Material provided >>
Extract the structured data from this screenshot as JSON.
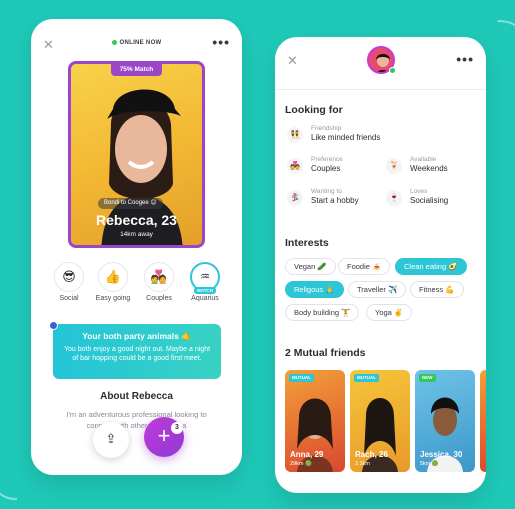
{
  "left_phone": {
    "status": "ONLINE NOW",
    "match_badge": "75% Match",
    "tag": "Bondi to Coogee 😊",
    "name_age": "Rebecca, 23",
    "distance": "14km away",
    "traits": [
      {
        "emoji": "😎",
        "label": "Social"
      },
      {
        "emoji": "👍",
        "label": "Easy going"
      },
      {
        "emoji": "💑",
        "label": "Couples"
      },
      {
        "emoji": "♒",
        "label": "Aquarius",
        "badge": "MATCH"
      }
    ],
    "party_title": "Your both party animals 🤙",
    "party_text": "You both enjoy a good night out. Maybe a night of bar hopping could be a good first meet.",
    "about_title": "About Rebecca",
    "about_text": "I'm an adventurous professional looking to connect with others who are a",
    "add_count": "3"
  },
  "right_phone": {
    "looking_for_title": "Looking for",
    "looking_for": [
      {
        "icon": "👯",
        "small": "Friendship",
        "big": "Like minded friends"
      },
      {
        "icon": "💑",
        "small": "Preference",
        "big": "Couples"
      },
      {
        "icon": "🍹",
        "small": "Available",
        "big": "Weekends"
      },
      {
        "icon": "🏂",
        "small": "Wanting to",
        "big": "Start a hobby"
      },
      {
        "icon": "🍷",
        "small": "Loves",
        "big": "Socialising"
      }
    ],
    "interests_title": "Interests",
    "interests": [
      {
        "label": "Vegan 🥒",
        "selected": false
      },
      {
        "label": "Foodie 🍝",
        "selected": false
      },
      {
        "label": "Clean eating 🥑",
        "selected": true
      },
      {
        "label": "Religous 🙏",
        "selected": true
      },
      {
        "label": "Traveller ✈️",
        "selected": false
      },
      {
        "label": "Fitness 💪",
        "selected": false
      },
      {
        "label": "Body building 🏋",
        "selected": false
      },
      {
        "label": "Yoga ✌️",
        "selected": false
      }
    ],
    "mutual_title": "2 Mutual friends",
    "friends": [
      {
        "badge": "MUTUAL",
        "name": "Anna, 29",
        "dist": "29km 🟢"
      },
      {
        "badge": "MUTUAL",
        "name": "Rach, 26",
        "dist": "2.3km"
      },
      {
        "badge": "NEW",
        "name": "Jessica, 30",
        "dist": "5km 🟢"
      }
    ]
  }
}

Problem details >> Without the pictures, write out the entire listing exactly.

Response to the exercise >>
Extract the structured data from this screenshot as JSON.
{
  "left_phone": {
    "status": "ONLINE NOW",
    "match_badge": "75% Match",
    "tag": "Bondi to Coogee 😊",
    "name_age": "Rebecca, 23",
    "distance": "14km away",
    "traits": [
      {
        "emoji": "😎",
        "label": "Social"
      },
      {
        "emoji": "👍",
        "label": "Easy going"
      },
      {
        "emoji": "💑",
        "label": "Couples"
      },
      {
        "emoji": "♒",
        "label": "Aquarius",
        "badge": "MATCH"
      }
    ],
    "party_title": "Your both party animals 🤙",
    "party_text": "You both enjoy a good night out. Maybe a night of bar hopping could be a good first meet.",
    "about_title": "About Rebecca",
    "about_text": "I'm an adventurous professional looking to connect with others who are a",
    "add_count": "3"
  },
  "right_phone": {
    "looking_for_title": "Looking for",
    "looking_for": [
      {
        "icon": "👯",
        "small": "Friendship",
        "big": "Like minded friends"
      },
      {
        "icon": "💑",
        "small": "Preference",
        "big": "Couples"
      },
      {
        "icon": "🍹",
        "small": "Available",
        "big": "Weekends"
      },
      {
        "icon": "🏂",
        "small": "Wanting to",
        "big": "Start a hobby"
      },
      {
        "icon": "🍷",
        "small": "Loves",
        "big": "Socialising"
      }
    ],
    "interests_title": "Interests",
    "interests": [
      {
        "label": "Vegan 🥒",
        "selected": false
      },
      {
        "label": "Foodie 🍝",
        "selected": false
      },
      {
        "label": "Clean eating 🥑",
        "selected": true
      },
      {
        "label": "Religous 🙏",
        "selected": true
      },
      {
        "label": "Traveller ✈️",
        "selected": false
      },
      {
        "label": "Fitness 💪",
        "selected": false
      },
      {
        "label": "Body building 🏋",
        "selected": false
      },
      {
        "label": "Yoga ✌️",
        "selected": false
      }
    ],
    "mutual_title": "2 Mutual friends",
    "friends": [
      {
        "badge": "MUTUAL",
        "name": "Anna, 29",
        "dist": "29km 🟢"
      },
      {
        "badge": "MUTUAL",
        "name": "Rach, 26",
        "dist": "2.3km"
      },
      {
        "badge": "NEW",
        "name": "Jessica, 30",
        "dist": "5km 🟢"
      }
    ]
  }
}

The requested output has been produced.